The next stage was to clean, re-lube and test the shutter. I managed to get the shutter pretty accurate at and below 1/250s, but 1/500s only yielded 1/320s. This is typical of old Synchro-Compurs, since the 1/500s uses a secondary spring that loses strength with age. Anyhow, for my purpose 1/320s is plenty fast enough for ISO 100-400 film.
Next up the lens, a gentle clean got rid of all fungus and internal dust leaving all bar the front element almost spotless. The front element had what I thought was a pin-sized ding, however closer inspection revealed it to be a glass bubble and so shouldn’t affect image quality.
Before re-assembly, I decided to clean the external leather trim and bellows. I used wet wipes to get all the grime out and when completely dry, I applied Lexol to feed and get the suppleness back.
I then reshaped the film door (catching on body shell), removed the film pressure plate to add a felt ring to ruby window (to remove any risk of a light leak) and lubricated all folding pivot points. Fortunately there was very little corrosion, so onwards with the wedge arm repair and assembly.
The wobbly rotating wedge arm was due to an inaccessible support shaft rivet being loose on the arm casing, so the only option was to de-grease the joint and use Loctite 480 to glue the shaft tightly back into position. A couple of pin-head sized blobs of Loctite 480 capillaried into the joint and within seconds it was rock solid.
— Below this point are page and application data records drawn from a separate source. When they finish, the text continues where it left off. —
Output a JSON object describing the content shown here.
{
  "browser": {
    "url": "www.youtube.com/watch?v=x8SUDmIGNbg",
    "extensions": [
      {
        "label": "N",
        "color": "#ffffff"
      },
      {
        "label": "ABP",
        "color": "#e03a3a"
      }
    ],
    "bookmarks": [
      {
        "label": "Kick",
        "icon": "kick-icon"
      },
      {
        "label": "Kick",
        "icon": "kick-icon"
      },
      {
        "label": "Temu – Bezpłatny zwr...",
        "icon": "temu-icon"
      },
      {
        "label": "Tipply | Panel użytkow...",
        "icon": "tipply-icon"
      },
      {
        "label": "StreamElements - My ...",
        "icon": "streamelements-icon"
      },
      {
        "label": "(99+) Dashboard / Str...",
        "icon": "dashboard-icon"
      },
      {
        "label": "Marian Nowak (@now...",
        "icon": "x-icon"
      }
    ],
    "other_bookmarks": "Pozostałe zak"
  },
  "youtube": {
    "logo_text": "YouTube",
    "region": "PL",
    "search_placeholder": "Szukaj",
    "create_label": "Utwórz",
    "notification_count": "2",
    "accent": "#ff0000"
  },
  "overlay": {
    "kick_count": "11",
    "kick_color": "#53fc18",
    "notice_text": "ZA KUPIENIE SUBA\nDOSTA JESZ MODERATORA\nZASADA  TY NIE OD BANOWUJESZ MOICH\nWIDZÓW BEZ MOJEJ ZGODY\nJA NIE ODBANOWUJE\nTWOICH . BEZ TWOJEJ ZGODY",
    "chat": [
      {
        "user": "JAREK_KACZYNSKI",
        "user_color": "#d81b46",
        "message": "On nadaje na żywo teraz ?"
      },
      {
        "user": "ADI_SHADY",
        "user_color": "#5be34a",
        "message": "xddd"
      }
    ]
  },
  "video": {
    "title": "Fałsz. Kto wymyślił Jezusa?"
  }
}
All the gear pivots were then lubricated and the wedge assembly re-assembled.
I then assembled the rear lens element and wedge arm assembly onto the shutter and re-fitted the intermediate block and shims before attaching to the carrier plate and bellows.
The front elements were assembled and camera set up with matte screen (on the film rails) for focus adjustment. Using my XT-1 and trusty Mamiya 300mm manual lens, I tweaked the Tessar’s infinity for optimum sharpness wide open – not surprising this 100 year old design provided good acuity.
Unlike the Ikonta B and Contessa 35, the rotating wedge rangefinder was a breeze to set up. The focus wheel is friction locked by a single screw, so all one has to do is set and hold the lens at infinity, loosen the friction screw and rotate the focus wheel to align the rotating wedges and re-tighten.
The final stage was to set the Albada viewfinder’s frame-line accuracy. I first decided to remove the viewfinder lens and mirror, clean and re-assemble. The Albada is quite a crude device using the reverse Galilean design, whereby frame-lines are reflected off a half silvered front lens and projected onto the scene. A simple design that is reliant upon light to illuminate the projection, hence not so good in low light situations. Adjusting the frame-lines requires no more than loosening two screws and moving the aperture mask to correspond with the projected image at the film plane.
The whole process took about 6 hours and I now have an almost mint and highly revered Super Ikonta A 531. It’s now time to put some film in and test the infamous Tessar.